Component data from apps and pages
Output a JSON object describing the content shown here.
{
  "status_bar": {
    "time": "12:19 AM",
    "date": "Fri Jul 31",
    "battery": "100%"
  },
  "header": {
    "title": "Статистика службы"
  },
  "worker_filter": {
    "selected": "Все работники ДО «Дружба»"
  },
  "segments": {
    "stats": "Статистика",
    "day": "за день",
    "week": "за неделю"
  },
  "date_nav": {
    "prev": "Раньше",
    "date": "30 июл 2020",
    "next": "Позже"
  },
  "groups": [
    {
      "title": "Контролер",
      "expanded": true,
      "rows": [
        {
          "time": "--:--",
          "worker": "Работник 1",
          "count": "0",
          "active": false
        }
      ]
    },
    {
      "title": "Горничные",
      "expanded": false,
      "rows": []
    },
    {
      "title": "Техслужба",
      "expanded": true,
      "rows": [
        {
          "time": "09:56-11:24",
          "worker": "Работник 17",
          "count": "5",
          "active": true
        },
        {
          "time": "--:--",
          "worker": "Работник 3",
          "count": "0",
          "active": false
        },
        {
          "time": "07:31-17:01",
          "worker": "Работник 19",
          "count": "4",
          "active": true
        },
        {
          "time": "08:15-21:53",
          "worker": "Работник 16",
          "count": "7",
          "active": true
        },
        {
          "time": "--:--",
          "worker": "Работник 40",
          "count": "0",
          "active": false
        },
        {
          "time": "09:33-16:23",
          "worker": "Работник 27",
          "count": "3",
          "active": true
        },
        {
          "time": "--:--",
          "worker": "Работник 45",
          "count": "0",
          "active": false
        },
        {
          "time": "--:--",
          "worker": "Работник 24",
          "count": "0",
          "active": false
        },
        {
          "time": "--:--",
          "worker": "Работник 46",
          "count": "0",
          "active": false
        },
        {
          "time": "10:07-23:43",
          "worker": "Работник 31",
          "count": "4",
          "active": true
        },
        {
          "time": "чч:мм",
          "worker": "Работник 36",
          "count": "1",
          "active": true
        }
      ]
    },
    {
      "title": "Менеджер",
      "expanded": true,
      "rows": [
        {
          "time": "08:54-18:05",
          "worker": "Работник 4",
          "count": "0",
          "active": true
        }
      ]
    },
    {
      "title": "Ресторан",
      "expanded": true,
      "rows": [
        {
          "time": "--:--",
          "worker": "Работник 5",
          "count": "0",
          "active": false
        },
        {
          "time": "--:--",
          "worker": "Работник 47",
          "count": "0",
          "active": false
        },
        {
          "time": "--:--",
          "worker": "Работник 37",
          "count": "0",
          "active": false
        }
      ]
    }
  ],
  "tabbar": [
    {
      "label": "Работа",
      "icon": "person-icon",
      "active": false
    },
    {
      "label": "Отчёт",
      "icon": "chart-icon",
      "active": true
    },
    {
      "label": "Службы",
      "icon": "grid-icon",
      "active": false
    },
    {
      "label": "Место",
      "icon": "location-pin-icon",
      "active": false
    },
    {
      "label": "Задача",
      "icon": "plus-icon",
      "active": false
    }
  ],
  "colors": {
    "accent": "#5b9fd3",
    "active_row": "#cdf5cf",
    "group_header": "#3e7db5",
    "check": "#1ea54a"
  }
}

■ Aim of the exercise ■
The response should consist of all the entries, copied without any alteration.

■ Written solution ■
Output a JSON object describing the content shown here.
{
  "status_bar": {
    "time": "12:19 AM",
    "date": "Fri Jul 31",
    "battery": "100%"
  },
  "header": {
    "title": "Статистика службы"
  },
  "worker_filter": {
    "selected": "Все работники ДО «Дружба»"
  },
  "segments": {
    "stats": "Статистика",
    "day": "за день",
    "week": "за неделю"
  },
  "date_nav": {
    "prev": "Раньше",
    "date": "30 июл 2020",
    "next": "Позже"
  },
  "groups": [
    {
      "title": "Контролер",
      "expanded": true,
      "rows": [
        {
          "time": "--:--",
          "worker": "Работник 1",
          "count": "0",
          "active": false
        }
      ]
    },
    {
      "title": "Горничные",
      "expanded": false,
      "rows": []
    },
    {
      "title": "Техслужба",
      "expanded": true,
      "rows": [
        {
          "time": "09:56-11:24",
          "worker": "Работник 17",
          "count": "5",
          "active": true
        },
        {
          "time": "--:--",
          "worker": "Работник 3",
          "count": "0",
          "active": false
        },
        {
          "time": "07:31-17:01",
          "worker": "Работник 19",
          "count": "4",
          "active": true
        },
        {
          "time": "08:15-21:53",
          "worker": "Работник 16",
          "count": "7",
          "active": true
        },
        {
          "time": "--:--",
          "worker": "Работник 40",
          "count": "0",
          "active": false
        },
        {
          "time": "09:33-16:23",
          "worker": "Работник 27",
          "count": "3",
          "active": true
        },
        {
          "time": "--:--",
          "worker": "Работник 45",
          "count": "0",
          "active": false
        },
        {
          "time": "--:--",
          "worker": "Работник 24",
          "count": "0",
          "active": false
        },
        {
          "time": "--:--",
          "worker": "Работник 46",
          "count": "0",
          "active": false
        },
        {
          "time": "10:07-23:43",
          "worker": "Работник 31",
          "count": "4",
          "active": true
        },
        {
          "time": "чч:мм",
          "worker": "Работник 36",
          "count": "1",
          "active": true
        }
      ]
    },
    {
      "title": "Менеджер",
      "expanded": true,
      "rows": [
        {
          "time": "08:54-18:05",
          "worker": "Работник 4",
          "count": "0",
          "active": true
        }
      ]
    },
    {
      "title": "Ресторан",
      "expanded": true,
      "rows": [
        {
          "time": "--:--",
          "worker": "Работник 5",
          "count": "0",
          "active": false
        },
        {
          "time": "--:--",
          "worker": "Работник 47",
          "count": "0",
          "active": false
        },
        {
          "time": "--:--",
          "worker": "Работник 37",
          "count": "0",
          "active": false
        }
      ]
    }
  ],
  "tabbar": [
    {
      "label": "Работа",
      "icon": "person-icon",
      "active": false
    },
    {
      "label": "Отчёт",
      "icon": "chart-icon",
      "active": true
    },
    {
      "label": "Службы",
      "icon": "grid-icon",
      "active": false
    },
    {
      "label": "Место",
      "icon": "location-pin-icon",
      "active": false
    },
    {
      "label": "Задача",
      "icon": "plus-icon",
      "active": false
    }
  ],
  "colors": {
    "accent": "#5b9fd3",
    "active_row": "#cdf5cf",
    "group_header": "#3e7db5",
    "check": "#1ea54a"
  }
}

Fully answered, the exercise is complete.